I almost talked myself out of negotiating. I was staring at a job offer in my email inbox that was higher than I expected. I was excited and flattered, but my gut said that taking the first offer would leave money on the table.
Since the offer was already above what I anticipated, I needed a good way to structure my counteroffer so that it didn’t sound baseless or purely greedy. I already got some insight from reading Josh’s article about “re-selling” myself in a counteroffer email. I hoped getting the email templates would give me more ideas. I decided to upgrade to the Complete Bundle of Fearless Salary Negotiation since it includes information about getting a raise (which I figured would come in handy and likely more than pay for itself in the next year or so).
The most helpful thing about the Crash Course was having exact word-for-word scripts at each step of the process. I didn’t have to fumble for words or spend hours scouring the Internet for “the right thing to say”. It was all there and the scripts gave me the confidence to ask for way more than I would have otherwise.
I used the email templates from the course to successfully negotiate an offer $12,000 higher than my original offer (an increase of about 10%). The total package represents a 30% increase over my current compensation! I’m ecstatic and extremely grateful for the valuable information that Josh provided to help me get an amazing result.

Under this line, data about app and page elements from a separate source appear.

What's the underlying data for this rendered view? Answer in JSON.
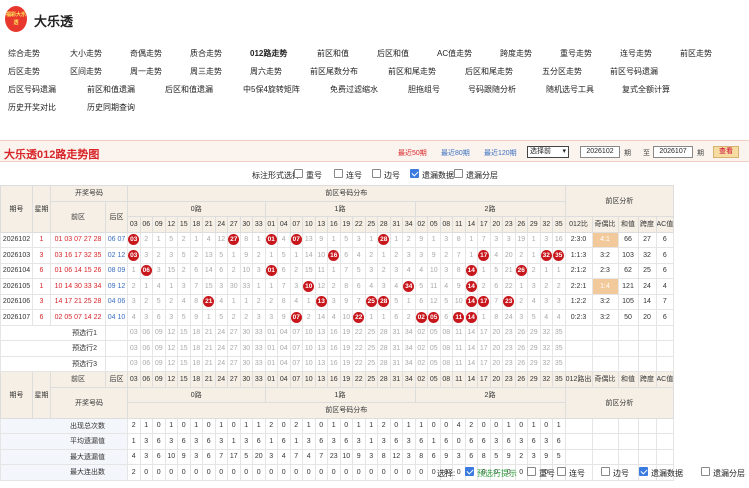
{
  "header": {
    "logo_text": "福彩大乐透",
    "site_name": "大乐透"
  },
  "nav": {
    "rows": [
      [
        "综合走势",
        "大小走势",
        "奇偶走势",
        "质合走势",
        "012路走势",
        "前区和值",
        "后区和值",
        "AC值走势",
        "跨度走势",
        "重号走势",
        "连号走势",
        "前区走势"
      ],
      [
        "后区走势",
        "区间走势",
        "周一走势",
        "周三走势",
        "周六走势",
        "前区尾数分布",
        "前区和尾走势",
        "后区和尾走势",
        "五分区走势",
        "前区号码遗漏"
      ],
      [
        "后区号码遗漏",
        "前区和值遗漏",
        "后区和值遗漏",
        "中5保4旋转矩阵",
        "免费过滤缩水",
        "胆拖组号",
        "号码跟随分析",
        "随机选号工具",
        "复式全额计算"
      ],
      [
        "历史开奖对比",
        "历史同期查询"
      ]
    ],
    "bold_item": "012路走势"
  },
  "panel": {
    "title": "大乐透012路走势图",
    "links": {
      "last50": "最近50期",
      "last80": "最近80期",
      "last120": "最近120期"
    },
    "select": "选择前",
    "from": "2026102",
    "from_unit": "期",
    "to_label": "至",
    "to": "2026107",
    "to_unit": "期",
    "query": "查看"
  },
  "mark": {
    "label": "标注形式选择:",
    "options": [
      {
        "label": "重号",
        "on": false
      },
      {
        "label": "连号",
        "on": false
      },
      {
        "label": "边号",
        "on": false
      },
      {
        "label": "遗漏数据",
        "on": true
      },
      {
        "label": "遗漏分层",
        "on": false
      }
    ]
  },
  "table": {
    "h_issue": "期号",
    "h_week": "星期",
    "h_draw": "开奖号码",
    "h_front": "前区",
    "h_back": "后区",
    "h_dist": "前区号码分布",
    "h_road0": "0路",
    "h_road1": "1路",
    "h_road2": "2路",
    "h_analysis": "前区分析",
    "analysis_cols": [
      "012比",
      "奇偶比",
      "和值",
      "跨度",
      "AC值"
    ],
    "road0_nums": [
      "03",
      "06",
      "09",
      "12",
      "15",
      "18",
      "21",
      "24",
      "27",
      "30",
      "33"
    ],
    "road1_nums": [
      "01",
      "04",
      "07",
      "10",
      "13",
      "16",
      "19",
      "22",
      "25",
      "28",
      "31",
      "34"
    ],
    "road2_nums": [
      "02",
      "05",
      "08",
      "11",
      "14",
      "17",
      "20",
      "23",
      "26",
      "29",
      "32",
      "35"
    ],
    "rows": [
      {
        "issue": "2026102",
        "week": "1",
        "front": "01 03 07 27 28",
        "back": "06 07",
        "cells0": [
          "03",
          "2",
          "1",
          "5",
          "2",
          "1",
          "4",
          "12",
          "27",
          "8",
          "1"
        ],
        "cells1": [
          "01",
          "4",
          "07",
          "13",
          "9",
          "1",
          "5",
          "3",
          "1",
          "28",
          "1",
          "2"
        ],
        "cells2": [
          "9",
          "1",
          "3",
          "8",
          "1",
          "7",
          "3",
          "3",
          "19",
          "1",
          "3",
          "16"
        ],
        "stats": [
          "2:3:0",
          "4:1",
          "66",
          "27",
          "6"
        ]
      },
      {
        "issue": "2026103",
        "week": "3",
        "front": "03 16 17 32 35",
        "back": "02 12",
        "cells0": [
          "03",
          "3",
          "2",
          "3",
          "5",
          "2",
          "13",
          "5",
          "1",
          "9",
          "2"
        ],
        "cells1": [
          "1",
          "5",
          "1",
          "14",
          "10",
          "16",
          "6",
          "4",
          "2",
          "1",
          "2",
          "3"
        ],
        "cells2": [
          "3",
          "9",
          "2",
          "7",
          "1",
          "17",
          "4",
          "20",
          "2",
          "1",
          "32",
          "35"
        ],
        "stats": [
          "1:1:3",
          "3:2",
          "103",
          "32",
          "6"
        ]
      },
      {
        "issue": "2026104",
        "week": "6",
        "front": "01 06 14 15 26",
        "back": "08 09",
        "cells0": [
          "1",
          "06",
          "3",
          "15",
          "2",
          "6",
          "14",
          "6",
          "2",
          "10",
          "3"
        ],
        "cells1": [
          "01",
          "6",
          "2",
          "15",
          "11",
          "1",
          "7",
          "5",
          "3",
          "2",
          "3",
          "4"
        ],
        "cells2": [
          "4",
          "10",
          "3",
          "8",
          "14",
          "1",
          "5",
          "21",
          "26",
          "2",
          "1",
          "1"
        ],
        "stats": [
          "2:1:2",
          "2:3",
          "62",
          "25",
          "6"
        ]
      },
      {
        "issue": "2026105",
        "week": "1",
        "front": "10 14 30 33 34",
        "back": "09 12",
        "cells0": [
          "2",
          "1",
          "4",
          "1",
          "3",
          "7",
          "15",
          "3",
          "30",
          "33",
          "1"
        ],
        "cells1": [
          "1",
          "7",
          "3",
          "10",
          "12",
          "2",
          "8",
          "6",
          "4",
          "3",
          "4",
          "34"
        ],
        "cells2": [
          "5",
          "11",
          "4",
          "9",
          "14",
          "2",
          "6",
          "22",
          "1",
          "3",
          "2",
          "2"
        ],
        "stats": [
          "2:2:1",
          "1:4",
          "121",
          "24",
          "4"
        ]
      },
      {
        "issue": "2026106",
        "week": "3",
        "front": "14 17 21 25 28",
        "back": "04 06",
        "cells0": [
          "3",
          "2",
          "5",
          "2",
          "4",
          "8",
          "21",
          "4",
          "1",
          "1",
          "2"
        ],
        "cells1": [
          "2",
          "8",
          "4",
          "1",
          "13",
          "3",
          "9",
          "7",
          "25",
          "28",
          "5",
          "1"
        ],
        "cells2": [
          "6",
          "12",
          "5",
          "10",
          "14",
          "17",
          "7",
          "23",
          "2",
          "4",
          "3",
          "3"
        ],
        "stats": [
          "1:2:2",
          "3:2",
          "105",
          "14",
          "7"
        ]
      },
      {
        "issue": "2026107",
        "week": "6",
        "front": "02 05 07 14 22",
        "back": "04 10",
        "cells0": [
          "4",
          "3",
          "6",
          "3",
          "5",
          "9",
          "1",
          "5",
          "2",
          "2",
          "3"
        ],
        "cells1": [
          "3",
          "9",
          "07",
          "2",
          "14",
          "4",
          "10",
          "22",
          "1",
          "1",
          "6",
          "2"
        ],
        "cells2": [
          "02",
          "05",
          "6",
          "11",
          "14",
          "1",
          "8",
          "24",
          "3",
          "5",
          "4",
          "4"
        ],
        "stats": [
          "0:2:3",
          "3:2",
          "50",
          "20",
          "6"
        ]
      }
    ],
    "predict": [
      "预选行1",
      "预选行2",
      "预选行3"
    ],
    "stat_rows": [
      {
        "label": "出现总次数",
        "vals": [
          "2",
          "1",
          "0",
          "1",
          "0",
          "1",
          "0",
          "1",
          "0",
          "1",
          "1",
          "2",
          "0",
          "2",
          "1",
          "0",
          "1",
          "0",
          "1",
          "1",
          "2",
          "0",
          "1",
          "1",
          "0",
          "0",
          "4",
          "2",
          "0",
          "0",
          "1",
          "0",
          "1",
          "0",
          "1"
        ]
      },
      {
        "label": "平均遗漏值",
        "vals": [
          "1",
          "3",
          "6",
          "3",
          "6",
          "3",
          "6",
          "3",
          "1",
          "3",
          "6",
          "1",
          "6",
          "1",
          "3",
          "6",
          "3",
          "6",
          "3",
          "1",
          "3",
          "6",
          "3",
          "6",
          "1",
          "6",
          "0",
          "6",
          "6",
          "3",
          "6",
          "3",
          "6",
          "3",
          "6"
        ]
      },
      {
        "label": "最大遗漏值",
        "vals": [
          "4",
          "3",
          "6",
          "10",
          "9",
          "3",
          "6",
          "7",
          "17",
          "5",
          "20",
          "3",
          "4",
          "7",
          "4",
          "7",
          "23",
          "10",
          "9",
          "3",
          "8",
          "12",
          "3",
          "8",
          "6",
          "9",
          "3",
          "6",
          "8",
          "5",
          "9",
          "2",
          "3",
          "9",
          "5"
        ]
      },
      {
        "label": "最大连出数",
        "vals": [
          "2",
          "0",
          "0",
          "0",
          "0",
          "0",
          "0",
          "0",
          "0",
          "0",
          "0",
          "0",
          "0",
          "0",
          "0",
          "0",
          "0",
          "0",
          "0",
          "0",
          "0",
          "0",
          "0",
          "0",
          "0",
          "0",
          "0",
          "0",
          "0",
          "0",
          "0",
          "0",
          "0",
          "0",
          "0"
        ]
      }
    ],
    "bottom_header": {
      "analysis": [
        "012路出",
        "奇偶比",
        "和值",
        "跨度",
        "AC值"
      ]
    }
  },
  "foot": {
    "label": "选择:",
    "options": [
      {
        "label": "预选行提示",
        "on": true
      },
      {
        "label": "重号",
        "on": false
      },
      {
        "label": "连号",
        "on": false
      },
      {
        "label": "边号",
        "on": false
      },
      {
        "label": "遗漏数据",
        "on": true
      },
      {
        "label": "遗漏分层",
        "on": false
      }
    ]
  }
}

Going through the process of negotiation made me confront my insecurities and realize that I do bring highly valuable skills to the table. I found having to brainstorm and then write out the reasons I’m a great fit for this position — and thus deserve a higher salary — was a key benefit I got from the course. It made me 100% more confident that I am a great fit and that I will contribute a lot to this team. Getting a positive response to my counteroffer confirmed that.
What was particularly interesting about the results I saw was that it was an internal transfer between two separate business units within a large company — meaning the hiring manager actually knew my current salary down to the dollar. I expected that to limit my ability to negotiate, but focusing on the value I would bring to his team and not my current salary was the right strategy. It worked!